The Lebanese army has tightened security measures along the border to prevent the infiltration of extremists fleeing conflict zones in Syria, security sources said.
The need for heightened security is illustrated by a recent raid in Tripoli, in which Lebanese forces killed an "Islamic State of Iraq and Syria" (ISIS) element who had surreptitiously returned to the country.
On the night of February 4th, an army force conducted a raid on a house in Bab al-Tabbaneh district in response to intelligence information.

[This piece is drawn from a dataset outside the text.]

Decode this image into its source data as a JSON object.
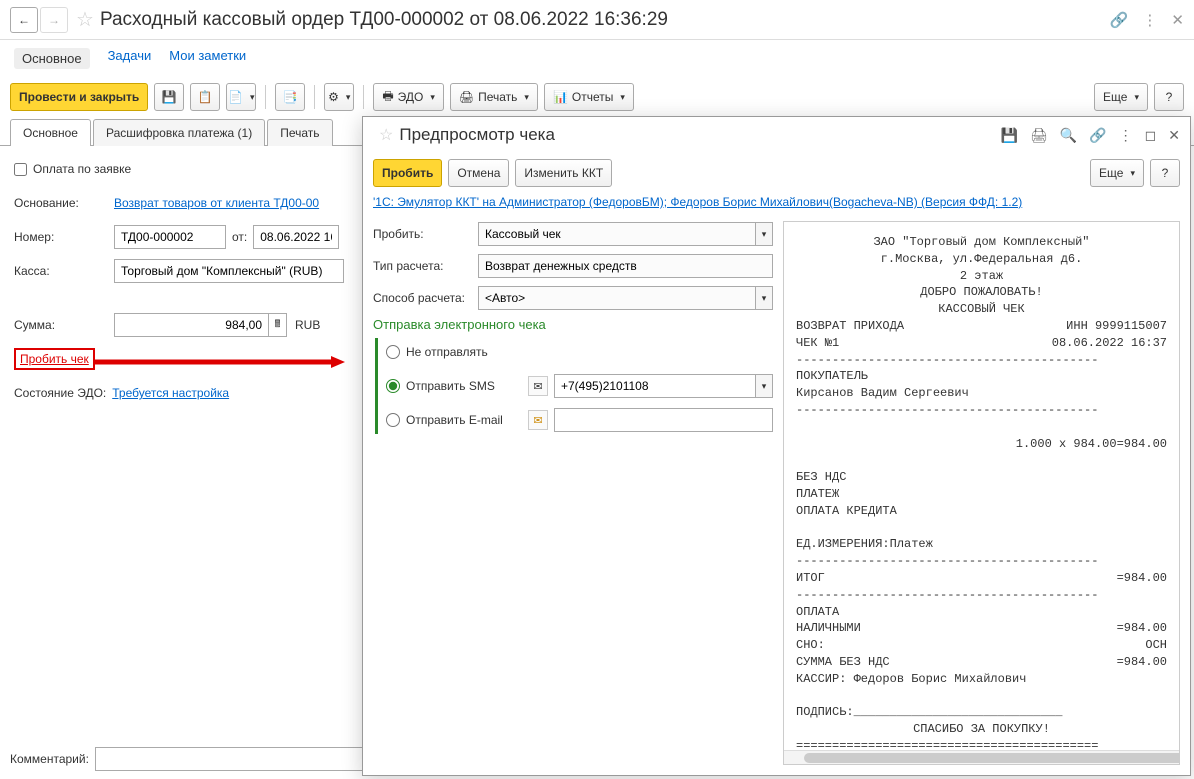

Security forces engaged an ISIS element by the name of Hajer al-Abdullah, also known as Hajer al-Dandashi, in a firefight that led to his death, the arrest of his brother, Bilal, and the seizure of weapons, military equipment and cash.
A Lebanese soldier was killed during the raid.
Al-Dandashi had returned to Lebanon 15 days prior, and was staying in Tripoli's Bab al-Tabbaneh district, Al-Joumhouria newspaper reported February 6th.
Born in Akkar, al-Dandashi, 19, had pledged allegiance to ISIS in Iraq, and had acquired experience fighting in the group’s ranks in recent years.
Ground forces deployed at border
Ground forces "are deployed at Lebanon’s eastern border and a large section of the northern border, in a way that prevents infiltration by terrorist elements fleeing Syria", said researcher and security strategist Brig. Gen. Khalil al-Helou.
"Despite the real concerns over infiltration by terrorists, the security situation at the border has been under control since operation Fajr al-Jurud (al-Jurud Dawn)," he told Al-Mashareq.
Operation Fajr al-Jurud, conducted by the army last August and September in the barren outlying areas of Ras Baalbek, al-Qaa and Arsal, resulted in the expulsion of "all terrorist elements" to certain areas inside Syria, he said.
"Since then, the army’s ground forces have been widely deployed at the eastern border of Lebanon with Syria, up to our northern border, including the Wadi Khaled area," he said.
"The ground regiments are backed by other units that help keep tight control of the border," he added.
Enhanced security co-operation
The army has taken "every stringent and serious measure at Lebanon’s eastern and northern borders with Syria to counter terrorism", said Brig. Gen. George Nader, a retired army officer who used to command the airborne regiment.
The army command has been protecting the land border with Syria with four ground regiments, the 6th Brigade, and the 2nd and 6th Intervention Regiments, he told Al-Mashareq.
"There are 10,000 soldiers deployed at these borders to prevent the infiltration of terrorists into Lebanon once again, and all these units are equipped with all types of day and night monitoring equipment," Nader said.
In addition to the army's vigilance, he said, there is integrated co-ordination and co-operation between the various security agencies, to maintain security and block the movement of terrorists.
"There is also a great level of co-operation between residents and security agencies with regard to the issue of terrorism," he said.
Controlling border crossings
Two key security measures are being taken at the land border with Syria, journalist Michel Nasr, who specialises in security affairs, told Al-Mashareq.
"The first measure involves the deployment of military units along the entire land border, with special equipment provided by Britain and Germany, in addition to a new programme by the US military in support of the army," he said.
The US provides logistical support to Lebanese forces deployed at the border as part of the counter-terrorism programme, he said.
The second measure involves diligent follow-up from the Army Intelligence Directorate, the General Directorate of General Security, the Internal Security Forces' Information Branch and the State Security Directorate, Nasr said.
According to Nasr, the eastern border, which extends from al-Qaa down to Ras Baalbek and Arsal, is "totally secure against infiltration by terrorists".
So is the Lebanese Shabaa/Syrian Beit Jinn axis, he said, as well as the western Bekaa/Rashaya axis, "as a result of the closure of the illegal infiltration routes in the areas of al-Suwayri, al-Mansoura and Majdal Anjar".
"It is difficult to fully control al-Masnaa [border crossing] area on account of its geographical terrain and climate, due to the presence of valleys and fog which make it possible for smuggling or infiltrations to occur," he said.
"There are weak points in the Wadi Khaled area that allowed the infiltration of Hajer al-Dandashi," he said.
However, he added, "security agencies now have a comprehensive picture of the illegal routes that terrorists use to enter Lebanon from Idlib and other [areas in Syria], as well as the names of the smugglers".